Tuition fees architect Andrew Adonis predicts end to university charges
One of the architects of the introduction of tuition fees has predicted both major political parties will support their abolition by the time of the next election.
Lord Adonis, who described himself as the “moving force” behind the increase in fees to £3,000 when he was an adviser to Tony Blair in 2003, blamed the leaders of higher education institutions for “forming a cartel” and charging as much as the Government would allow.
Labour went into the recent general election calling for tuition fees to be scrapped altogether, at a cost of more than £10bn to the public purse.
In a piece for The Times newspaper, Lord Adonis said he anticipated the Conservatives were likely to follow suit to capture the “growing resentment” among students and graduates.
He wrote: “Will the Tories, who have almost no political support among students and academics, go to the stake to defend £9,000 fees for universities? I doubt it. Maybe they will try a compromise of halving fees, but that will just guarantee them political pain without any gain.”

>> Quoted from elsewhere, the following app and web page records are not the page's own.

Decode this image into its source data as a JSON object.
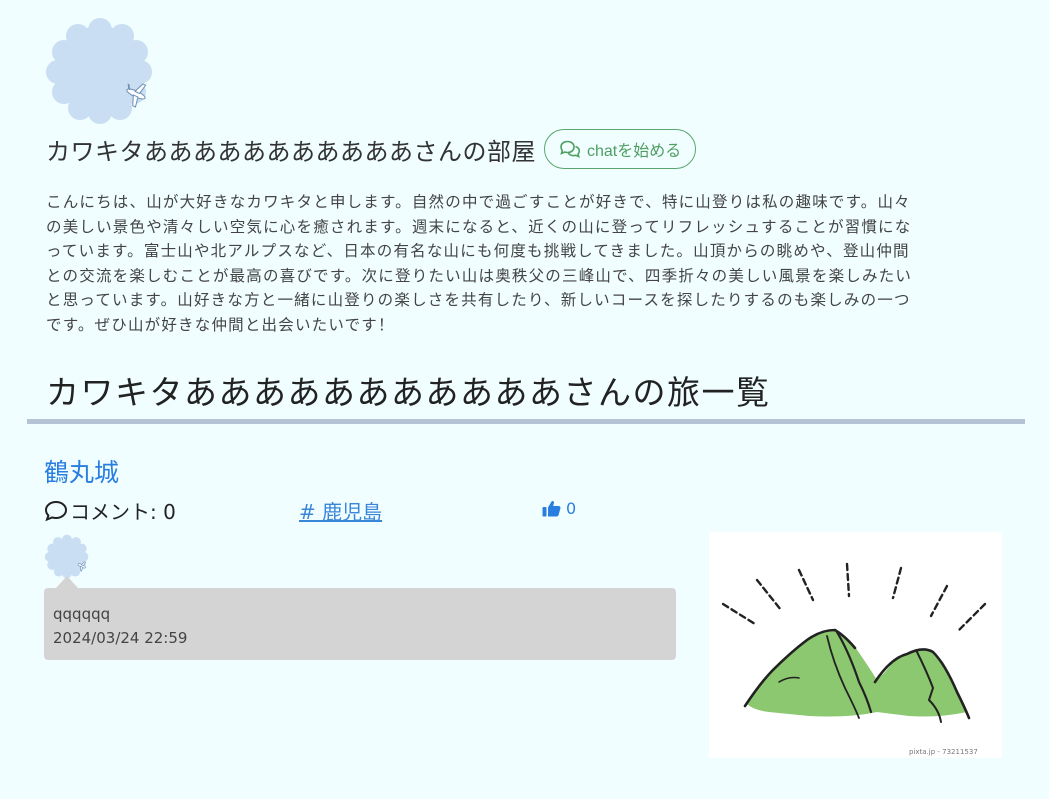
{
  "profile": {
    "title": "カワキタあああああああああああさんの部屋",
    "chat_button_label": "chatを始める",
    "intro": "こんにちは、山が大好きなカワキタと申します。自然の中で過ごすことが好きで、特に山登りは私の趣味です。山々の美しい景色や清々しい空気に心を癒されます。週末になると、近くの山に登ってリフレッシュすることが習慣になっています。富士山や北アルプスなど、日本の有名な山にも何度も挑戦してきました。山頂からの眺めや、登山仲間との交流を楽しむことが最高の喜びです。次に登りたい山は奥秩父の三峰山で、四季折々の美しい風景を楽しみたいと思っています。山好きな方と一緒に山登りの楽しさを共有したり、新しいコースを探したりするのも楽しみの一つです。ぜひ山が好きな仲間と出会いたいです！"
  },
  "trips_section": {
    "title": "カワキタあああああああああああさんの旅一覧"
  },
  "trip": {
    "title": "鶴丸城",
    "comment_label": "コメント: 0",
    "tag": "# 鹿児島",
    "like_count": "0",
    "comment": {
      "text": "qqqqqq",
      "date": "2024/03/24 22:59"
    },
    "image_caption": "pixta.jp - 73211537"
  },
  "colors": {
    "background": "#f0feff",
    "link": "#2a7ee0",
    "chat_green": "#4f9e62",
    "divider": "#b4c4d6",
    "comment_bg": "#d4d4d4",
    "mountain_green": "#8cc870"
  },
  "icons": {
    "chat": "chat-bubbles-icon",
    "comment": "speech-bubble-icon",
    "like": "thumbs-up-icon",
    "avatar": "cloud-plane-avatar"
  }
}
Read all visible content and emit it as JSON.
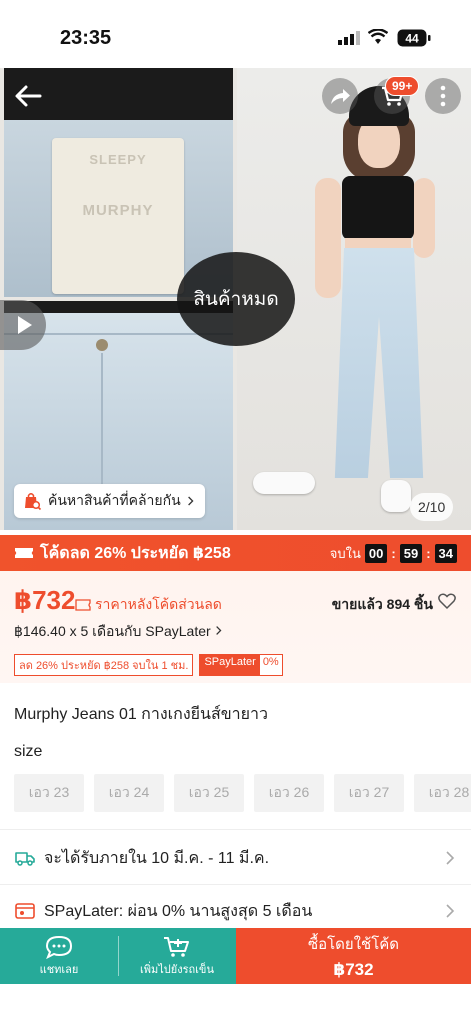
{
  "status_bar": {
    "time": "23:35",
    "battery": "44"
  },
  "gallery": {
    "patch_text_1": "SLEEPY",
    "patch_text_2": "MURPHY",
    "soldout_label": "สินค้าหมด",
    "similar_label": "ค้นหาสินค้าที่คล้ายกัน",
    "image_counter": "2/10",
    "cart_badge": "99+"
  },
  "promo": {
    "label": "โค้ดลด 26% ประหยัด ฿258",
    "ends_label": "จบใน",
    "hh": "00",
    "mm": "59",
    "ss": "34"
  },
  "price": {
    "value": "฿732",
    "note": "ราคาหลังโค้ดส่วนลด",
    "sold": "ขายแล้ว 894 ชิ้น",
    "installment": "฿146.40 x 5 เดือนกับ SPayLater",
    "tag_discount": "ลด 26% ประหยัด ฿258 จบใน 1 ชม.",
    "tag_spay_a": "SPayLater",
    "tag_spay_b": "0%"
  },
  "product": {
    "title": "Murphy Jeans 01 กางเกงยีนส์ขายาว",
    "size_label": "size",
    "sizes": [
      "เอว 23",
      "เอว 24",
      "เอว 25",
      "เอว 26",
      "เอว 27",
      "เอว 28"
    ]
  },
  "rows": {
    "delivery": "จะได้รับภายใน 10 มี.ค. - 11 มี.ค.",
    "spaylater": "SPayLater: ผ่อน 0% นานสูงสุด 5 เดือน"
  },
  "bottom": {
    "chat": "แชทเลย",
    "add_cart": "เพิ่มไปยังรถเข็น",
    "buy_line1": "ซื้อโดยใช้โค้ด",
    "buy_line2": "฿732"
  },
  "colors": {
    "brand": "#ee4d2d",
    "secondary": "#26aa99"
  }
}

The crossbench peer also hit out at the Coalition Government for hiking the maximum fee level to £9,000 per year.
But his strongest criticism was reserved for the “greed and complacency of vice-chancellors who thought they were a licence to print money”.
Highlighting the massive salaries of some university vice-chancellors, Lord Adonis said ministers had been wrong not to “intervene to break the cartel and curb these excesses”.
“VCs need to start planning for real austerity. The flow of money from £9,000 fees will soon dry up. They could set an example and halve their salaries,” he suggested.